LeoVegas Gaming Ltd.’s misleading ads and its failure to protect vulnerable customers have left a £600,000 (US$818,000) hole in the company’s pocket.
On Wednesday, the UK Gambling Commission (UKGC) hit the Swedish mobile gambling specialist with a hefty fine “for failings relating to misleading advertising and the handling of customers at the end of their self-exclusion period.”
During its investigation, the regulator discovered that LeoVegas did not “take all reasonable steps” to prevent problem gamblers from accessing its offerings.
“Our investigation found, and LeoVegas accept, that that there were weaknesses in its systems relating to the proper management of self-exclusions, and it and its affiliates’ marketing material was non-compliant,” UKGC Chief Executive Neil McArthur said in a statement.
In a nutshell, the UKGC found that at least 11,205 customers who chose to self-exclude and close their accounts failed to get their money back from LeoVegas. The gambling operator also allowed 413 previously self-excluded customers to gamble “without speaking to those customers first or applying a 24-hour cooling off period before allowing them to gamble,” according to the UKGC.
The UKGC also held LeoVegas accountable for greenlighting 41 misleading ads and sending marketing material to 1,894 people who had previously self-excluded.
LeoVegas blamed its affiliate marketing partners for some of the breaches. To rectify its errors, the company said that it had already returned approximately £14,429 ($19,684) in outstanding balances to players.
It also agreed to make an equivalent donation to charities for socially responsible causes.
“We have had discussions with the UK Gambling Commission, UKGC, on suspected cases of breaches of the British gaming rules. A clear majority of cases are attributable to affiliate marketing,” LeoVegas said in a statement to UKGC. “It’s good that UKGC puts increased demands on us in the gaming industry. It is an advantage for serious actors who both have the will and ambition to work in a regulated market.”
UKGC’s announcement, meanwhile, has overshadowed the news of LeoVegas’ robust first quarter revenue.
In a regulatory filing on Wednesday, LeoVegas reported that its revenue jumped 76 percent to €77.4 million ($92.9 million) in the first quarter of 2018 compared to €43.9 million ($52.66 million) it posted in the same period last year.
Adjusted earnings before interest, tax, depreciation and amortization (EBITDA) were up 45 percent to €9 million ($10.8 million) in the three months ending March 31, 2018, with a margin of 11.6 percent. Operating profit dropped to €3.8 million ($4.56 million), while adjusted operating profit rose to €7.9 million ($9.5 million).
LeoVegas saw the number of depositing customers rise by 75 percent to 302,014 in Q1. New depositing customers were up 97 percent to 146,063.
LeoVegas CEO and co-founder Gustaf Hagman attributed the company’s strong start to the acquisition of Rocket X, which he said “has a strong footprint in the UK market with a local multibrand strategy and the market’s most effective customer acquisition model.”

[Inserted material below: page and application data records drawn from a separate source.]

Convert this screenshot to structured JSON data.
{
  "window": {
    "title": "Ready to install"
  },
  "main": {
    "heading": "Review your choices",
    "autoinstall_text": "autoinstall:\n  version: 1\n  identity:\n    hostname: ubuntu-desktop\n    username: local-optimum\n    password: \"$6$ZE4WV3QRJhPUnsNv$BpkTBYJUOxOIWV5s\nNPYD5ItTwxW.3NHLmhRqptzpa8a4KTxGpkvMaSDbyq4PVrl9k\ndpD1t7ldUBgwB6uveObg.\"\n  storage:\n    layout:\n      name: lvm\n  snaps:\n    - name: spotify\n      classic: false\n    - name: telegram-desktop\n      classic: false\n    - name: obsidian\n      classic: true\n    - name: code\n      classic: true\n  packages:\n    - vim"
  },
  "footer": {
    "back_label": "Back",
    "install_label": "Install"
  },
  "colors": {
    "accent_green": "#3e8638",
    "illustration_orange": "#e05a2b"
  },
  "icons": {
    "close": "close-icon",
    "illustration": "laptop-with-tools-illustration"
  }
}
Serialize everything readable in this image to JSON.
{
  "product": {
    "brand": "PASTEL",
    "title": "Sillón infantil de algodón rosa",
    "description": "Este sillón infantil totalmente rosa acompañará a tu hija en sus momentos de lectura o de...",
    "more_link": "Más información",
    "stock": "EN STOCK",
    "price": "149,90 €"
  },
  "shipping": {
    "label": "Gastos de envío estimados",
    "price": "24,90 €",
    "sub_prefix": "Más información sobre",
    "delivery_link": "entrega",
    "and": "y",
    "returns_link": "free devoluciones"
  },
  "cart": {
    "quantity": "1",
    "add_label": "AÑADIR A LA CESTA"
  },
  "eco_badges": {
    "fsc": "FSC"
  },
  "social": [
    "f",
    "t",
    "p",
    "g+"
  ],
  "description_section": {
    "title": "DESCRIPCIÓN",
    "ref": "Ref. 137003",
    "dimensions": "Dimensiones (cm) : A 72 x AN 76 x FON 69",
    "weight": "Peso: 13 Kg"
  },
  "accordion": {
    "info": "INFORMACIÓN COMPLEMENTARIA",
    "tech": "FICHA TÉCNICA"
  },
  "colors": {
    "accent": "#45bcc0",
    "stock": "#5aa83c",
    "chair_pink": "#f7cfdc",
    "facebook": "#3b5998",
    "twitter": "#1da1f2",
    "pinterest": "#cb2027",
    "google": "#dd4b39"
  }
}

The acquisition of gambling licenses in Germany, which allowed the company to tap the country’s sports betting market, also helped fuel the LeoVegas’ revenue growth.

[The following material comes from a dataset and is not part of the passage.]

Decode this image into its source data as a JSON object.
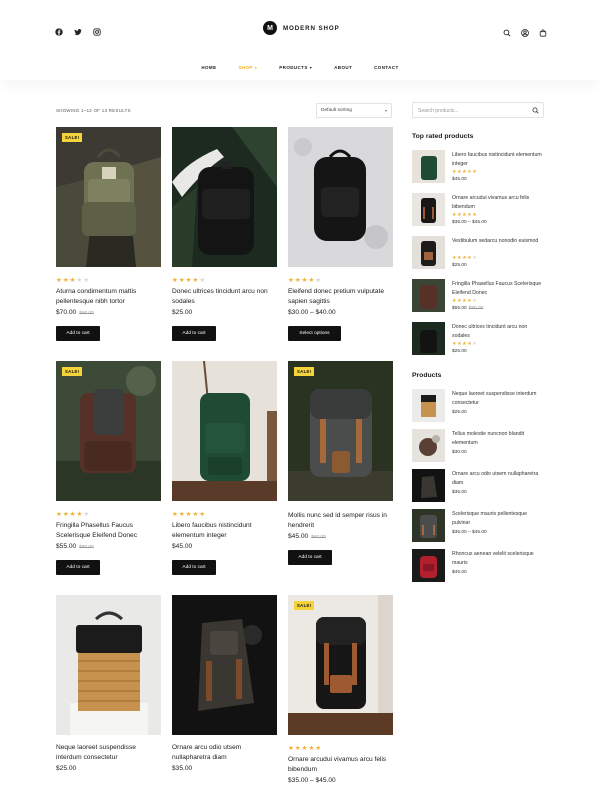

As added good news to investors, LeoVegas said that the company had a strong start in the second quarter, posting net gaming revenue of €29.3 million ($35.15 million), a growth rate of 77 percent.